As the prequel to the trilogy, Our Axial Age provides its background and context in more detail. At its beginning is a discussion of the prehistoric world, the emergence of civilization, and Jaspers’ Axial Age with particulars on the historic prophets Zoroaster, the Buddha, Confucius, and Socrates. Chapter 3 concentrates on the formation of the four civilizations, with sections on China becoming Confucian, India becoming Hindu, the Middle East becoming Muslim, and the West becoming Christian.

The middle chapters relate to a study performed to determine the one hundred historical milestones after the four civilizations began to meaningfully interact in 1100. These would form the basis for the accounts in the trilogy.
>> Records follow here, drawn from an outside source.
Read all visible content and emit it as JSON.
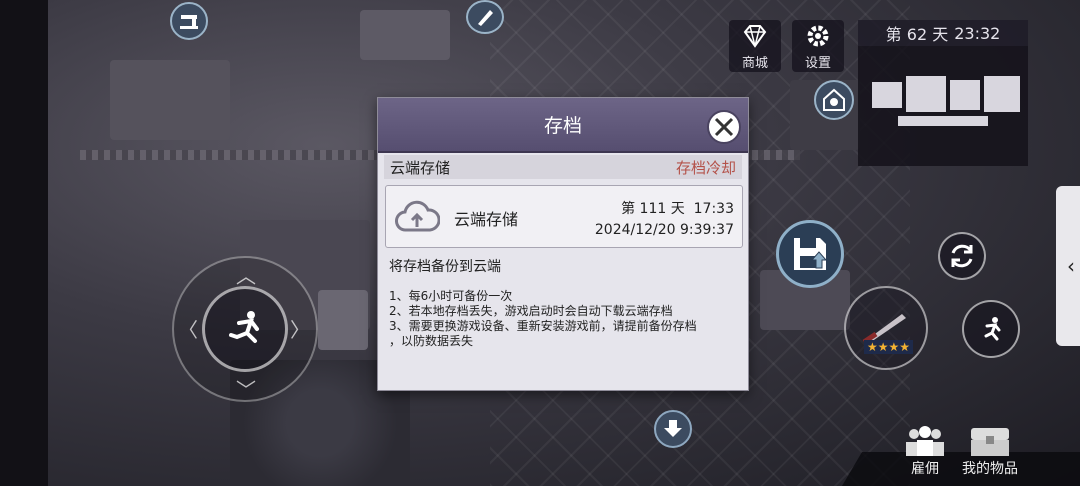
{
  "top": {
    "shop_label": "商城",
    "settings_label": "设置",
    "day_text": "第 62 天",
    "time_text": "23:32"
  },
  "dialog": {
    "title": "存档",
    "section_label": "云端存储",
    "cooldown_text": "存档冷却",
    "save_card": {
      "name": "云端存储",
      "day": "第 111 天",
      "time": "17:33",
      "datetime": "2024/12/20 9:39:37"
    },
    "description": "将存档备份到云端",
    "notes": [
      "1、每6小时可备份一次",
      "2、若本地存档丢失，游戏启动时会自动下载云端存档",
      "3、需要更换游戏设备、重新安装游戏前，请提前备份存档",
      "，以防数据丢失"
    ]
  },
  "weapon": {
    "stars": 4,
    "star_glyph": "★★★★"
  },
  "bottom": {
    "hire_label": "雇佣",
    "items_label": "我的物品"
  },
  "icons": [
    "shop-diamond-icon",
    "settings-gear-icon",
    "cloud-upload-icon",
    "close-icon",
    "save-floppy-icon",
    "refresh-icon",
    "sprint-icon",
    "run-icon",
    "weapon-icon",
    "down-arrow-icon",
    "shelter-icon",
    "sewing-icon",
    "saw-icon",
    "chevron-left-icon",
    "hire-people-icon",
    "chest-icon"
  ]
}
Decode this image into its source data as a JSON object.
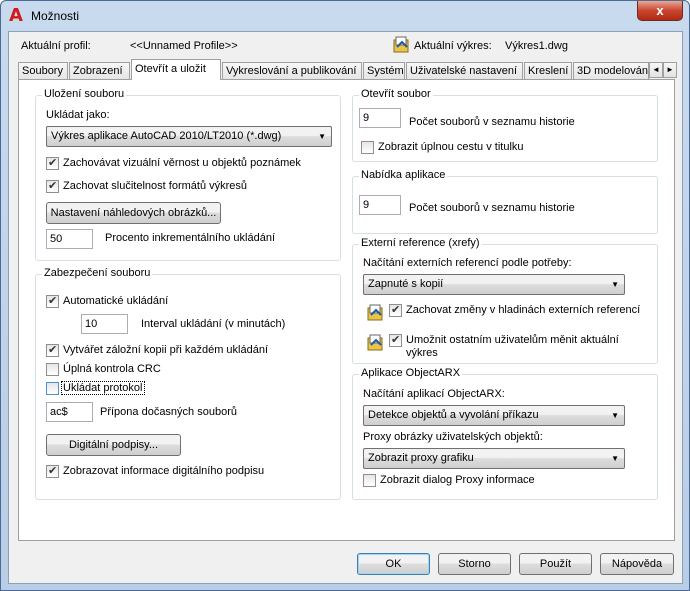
{
  "window": {
    "title": "Možnosti",
    "close_label": "x"
  },
  "profile": {
    "label": "Aktuální profil:",
    "value": "<<Unnamed Profile>>",
    "drawing_label": "Aktuální výkres:",
    "drawing_value": "Výkres1.dwg"
  },
  "tabs": [
    "Soubory",
    "Zobrazení",
    "Otevřít a uložit",
    "Vykreslování a publikování",
    "Systém",
    "Uživatelské nastavení",
    "Kreslení",
    "3D modelování"
  ],
  "tab_scroll": {
    "left": "◄",
    "right": "►"
  },
  "save": {
    "group_label": "Uložení souboru",
    "save_as_label": "Ukládat jako:",
    "save_as_value": "Výkres aplikace AutoCAD 2010/LT2010 (*.dwg)",
    "maintain_visual_fidelity": "Zachovávat vizuální věrnost u objektů poznámek",
    "maintain_format_compat": "Zachovat  slučitelnost formátů výkresů",
    "thumbnail_button": "Nastavení náhledových obrázků...",
    "incremental_value": "50",
    "incremental_label": "Procento inkrementálního ukládání"
  },
  "security": {
    "group_label": "Zabezpečení souboru",
    "autosave": "Automatické ukládání",
    "interval_value": "10",
    "interval_label": "Interval ukládání (v minutách)",
    "backup": "Vytvářet záložní kopii při každém ukládání",
    "crc": "Úplná kontrola CRC",
    "log": "Ukládat protokol",
    "temp_ext_value": "ac$",
    "temp_ext_label": "Přípona dočasných souborů",
    "digsig_button": "Digitální podpisy...",
    "show_digsig": "Zobrazovat informace digitálního podpisu"
  },
  "open": {
    "group_label": "Otevřít soubor",
    "history_value": "9",
    "history_label": "Počet souborů v seznamu historie",
    "full_path": "Zobrazit úplnou cestu v titulku"
  },
  "appmenu": {
    "group_label": "Nabídka aplikace",
    "history_value": "9",
    "history_label": "Počet souborů v seznamu historie"
  },
  "xref": {
    "group_label": "Externí reference (xrefy)",
    "demand_label": "Načítání externích referencí podle potřeby:",
    "demand_value": "Zapnuté s kopií",
    "retain_layers": "Zachovat změny v hladinách externích referencí",
    "allow_edit": "Umožnit ostatním uživatelům měnit aktuální výkres"
  },
  "arx": {
    "group_label": "Aplikace ObjectARX",
    "demand_label": "Načítání aplikací ObjectARX:",
    "demand_value": "Detekce objektů a vyvolání příkazu",
    "proxy_label": "Proxy obrázky uživatelských objektů:",
    "proxy_value": "Zobrazit proxy grafiku",
    "proxy_dialog": "Zobrazit dialog Proxy informace"
  },
  "footer": {
    "ok": "OK",
    "cancel": "Storno",
    "apply": "Použít",
    "help": "Nápověda"
  },
  "colors": {
    "accent": "#3c7fb1",
    "title_bg": "#c9daee",
    "close": "#c8452f"
  }
}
While the above can be involved, what stands out are the two original concepts relating to the passage of time. The first of these we call “Centurial Rhythm.” When the milestones were laid out across the nine centuries from 1100 to 2000 by decade, there was a startling result. Fully 31% of them fell in their second decades with 25% of the overall total in the 15th to 20th year of these decades. Even more significant was the remarkable consistency. Every second decade had three or four events except the 20th century which had five. There were also always 2 or 3 in the 15-20 range.


The book being sent to print just before the 2016 presidential election, contained an assertion that this election, together with that of 2020, “could be fateful for the rest of the century.” So it would seem.

The second concept was recognition of what we’ve termed the “harmonies of history.” These are very like what Carl Jung describes in his Theory of Synchronicity as meaningful coincidences. These he defines as clearly related occurrences extremely unlikely to materialize by chance that have a connective principle in a connotative manner with consequences.

We identify twenty-two of these in Chapter 7. The odds on the startling first one— “The Genius that Enabled our Axial Age”—happening are astronomical, its consequences unmeasurable. Jung was after a common unconscious mind. Could they be evidence of something more? Regardless, how delightful to come upon them!